**PROBLEM**: Print all of the data exactly, with no line missing.

**RECORDS**:

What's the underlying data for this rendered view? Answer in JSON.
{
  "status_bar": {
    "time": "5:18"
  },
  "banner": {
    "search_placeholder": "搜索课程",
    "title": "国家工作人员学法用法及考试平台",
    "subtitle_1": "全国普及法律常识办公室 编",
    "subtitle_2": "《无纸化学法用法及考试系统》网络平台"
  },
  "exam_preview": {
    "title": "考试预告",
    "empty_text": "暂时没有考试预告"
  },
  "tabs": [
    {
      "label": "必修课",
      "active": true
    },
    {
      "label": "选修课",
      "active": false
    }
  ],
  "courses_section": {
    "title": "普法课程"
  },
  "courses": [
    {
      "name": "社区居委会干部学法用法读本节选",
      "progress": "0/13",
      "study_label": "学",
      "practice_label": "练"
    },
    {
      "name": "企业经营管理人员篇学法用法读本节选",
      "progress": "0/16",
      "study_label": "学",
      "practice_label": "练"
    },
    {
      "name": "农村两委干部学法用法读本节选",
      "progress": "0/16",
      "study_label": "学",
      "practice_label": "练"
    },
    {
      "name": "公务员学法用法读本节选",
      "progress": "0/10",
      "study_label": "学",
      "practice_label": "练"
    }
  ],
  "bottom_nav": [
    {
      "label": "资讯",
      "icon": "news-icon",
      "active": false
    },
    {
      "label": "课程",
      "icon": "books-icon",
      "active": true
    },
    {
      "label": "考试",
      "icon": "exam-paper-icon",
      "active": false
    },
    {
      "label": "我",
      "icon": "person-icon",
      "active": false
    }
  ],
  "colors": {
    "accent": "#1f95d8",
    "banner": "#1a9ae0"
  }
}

**WORKED SOLUTION**:
What's the underlying data for this rendered view? Answer in JSON.
{
  "status_bar": {
    "time": "5:18"
  },
  "banner": {
    "search_placeholder": "搜索课程",
    "title": "国家工作人员学法用法及考试平台",
    "subtitle_1": "全国普及法律常识办公室 编",
    "subtitle_2": "《无纸化学法用法及考试系统》网络平台"
  },
  "exam_preview": {
    "title": "考试预告",
    "empty_text": "暂时没有考试预告"
  },
  "tabs": [
    {
      "label": "必修课",
      "active": true
    },
    {
      "label": "选修课",
      "active": false
    }
  ],
  "courses_section": {
    "title": "普法课程"
  },
  "courses": [
    {
      "name": "社区居委会干部学法用法读本节选",
      "progress": "0/13",
      "study_label": "学",
      "practice_label": "练"
    },
    {
      "name": "企业经营管理人员篇学法用法读本节选",
      "progress": "0/16",
      "study_label": "学",
      "practice_label": "练"
    },
    {
      "name": "农村两委干部学法用法读本节选",
      "progress": "0/16",
      "study_label": "学",
      "practice_label": "练"
    },
    {
      "name": "公务员学法用法读本节选",
      "progress": "0/10",
      "study_label": "学",
      "practice_label": "练"
    }
  ],
  "bottom_nav": [
    {
      "label": "资讯",
      "icon": "news-icon",
      "active": false
    },
    {
      "label": "课程",
      "icon": "books-icon",
      "active": true
    },
    {
      "label": "考试",
      "icon": "exam-paper-icon",
      "active": false
    },
    {
      "label": "我",
      "icon": "person-icon",
      "active": false
    }
  ],
  "colors": {
    "accent": "#1f95d8",
    "banner": "#1a9ae0"
  }
}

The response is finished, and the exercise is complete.